TASK TO CARRY OUT: All entries below must be reproduced without a single change.

EXERCISE DATA:
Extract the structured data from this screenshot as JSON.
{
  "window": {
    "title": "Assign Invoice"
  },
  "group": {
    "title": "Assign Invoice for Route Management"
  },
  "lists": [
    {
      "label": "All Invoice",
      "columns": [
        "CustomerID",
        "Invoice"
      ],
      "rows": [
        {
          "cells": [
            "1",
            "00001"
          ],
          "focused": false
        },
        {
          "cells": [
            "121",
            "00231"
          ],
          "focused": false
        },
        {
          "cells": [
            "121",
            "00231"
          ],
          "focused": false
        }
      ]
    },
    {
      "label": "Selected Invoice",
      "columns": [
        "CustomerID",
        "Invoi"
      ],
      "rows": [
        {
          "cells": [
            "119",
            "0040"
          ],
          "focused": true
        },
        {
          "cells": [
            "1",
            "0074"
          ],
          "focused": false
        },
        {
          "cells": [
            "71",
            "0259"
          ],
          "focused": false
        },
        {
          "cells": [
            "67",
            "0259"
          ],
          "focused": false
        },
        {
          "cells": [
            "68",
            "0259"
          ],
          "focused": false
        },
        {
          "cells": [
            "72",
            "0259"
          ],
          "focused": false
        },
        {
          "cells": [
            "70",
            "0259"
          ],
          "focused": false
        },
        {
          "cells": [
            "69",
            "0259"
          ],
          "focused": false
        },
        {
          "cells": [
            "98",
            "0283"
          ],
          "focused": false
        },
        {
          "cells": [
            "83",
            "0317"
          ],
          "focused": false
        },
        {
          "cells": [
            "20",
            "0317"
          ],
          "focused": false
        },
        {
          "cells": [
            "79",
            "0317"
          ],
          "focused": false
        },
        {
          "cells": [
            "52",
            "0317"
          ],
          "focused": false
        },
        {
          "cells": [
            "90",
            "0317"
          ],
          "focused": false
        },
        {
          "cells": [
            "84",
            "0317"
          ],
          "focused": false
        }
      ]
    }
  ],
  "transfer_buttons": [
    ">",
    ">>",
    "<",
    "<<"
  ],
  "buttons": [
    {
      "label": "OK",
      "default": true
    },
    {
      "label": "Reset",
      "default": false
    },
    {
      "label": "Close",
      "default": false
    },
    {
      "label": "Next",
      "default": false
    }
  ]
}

TASK SOLUTION:
Extract the structured data from this screenshot as JSON.
{
  "window": {
    "title": "Assign Invoice"
  },
  "group": {
    "title": "Assign Invoice for Route Management"
  },
  "lists": [
    {
      "label": "All Invoice",
      "columns": [
        "CustomerID",
        "Invoice"
      ],
      "rows": [
        {
          "cells": [
            "1",
            "00001"
          ],
          "focused": false
        },
        {
          "cells": [
            "121",
            "00231"
          ],
          "focused": false
        },
        {
          "cells": [
            "121",
            "00231"
          ],
          "focused": false
        }
      ]
    },
    {
      "label": "Selected Invoice",
      "columns": [
        "CustomerID",
        "Invoi"
      ],
      "rows": [
        {
          "cells": [
            "119",
            "0040"
          ],
          "focused": true
        },
        {
          "cells": [
            "1",
            "0074"
          ],
          "focused": false
        },
        {
          "cells": [
            "71",
            "0259"
          ],
          "focused": false
        },
        {
          "cells": [
            "67",
            "0259"
          ],
          "focused": false
        },
        {
          "cells": [
            "68",
            "0259"
          ],
          "focused": false
        },
        {
          "cells": [
            "72",
            "0259"
          ],
          "focused": false
        },
        {
          "cells": [
            "70",
            "0259"
          ],
          "focused": false
        },
        {
          "cells": [
            "69",
            "0259"
          ],
          "focused": false
        },
        {
          "cells": [
            "98",
            "0283"
          ],
          "focused": false
        },
        {
          "cells": [
            "83",
            "0317"
          ],
          "focused": false
        },
        {
          "cells": [
            "20",
            "0317"
          ],
          "focused": false
        },
        {
          "cells": [
            "79",
            "0317"
          ],
          "focused": false
        },
        {
          "cells": [
            "52",
            "0317"
          ],
          "focused": false
        },
        {
          "cells": [
            "90",
            "0317"
          ],
          "focused": false
        },
        {
          "cells": [
            "84",
            "0317"
          ],
          "focused": false
        }
      ]
    }
  ],
  "transfer_buttons": [
    ">",
    ">>",
    "<",
    "<<"
  ],
  "buttons": [
    {
      "label": "OK",
      "default": true
    },
    {
      "label": "Reset",
      "default": false
    },
    {
      "label": "Close",
      "default": false
    },
    {
      "label": "Next",
      "default": false
    }
  ]
}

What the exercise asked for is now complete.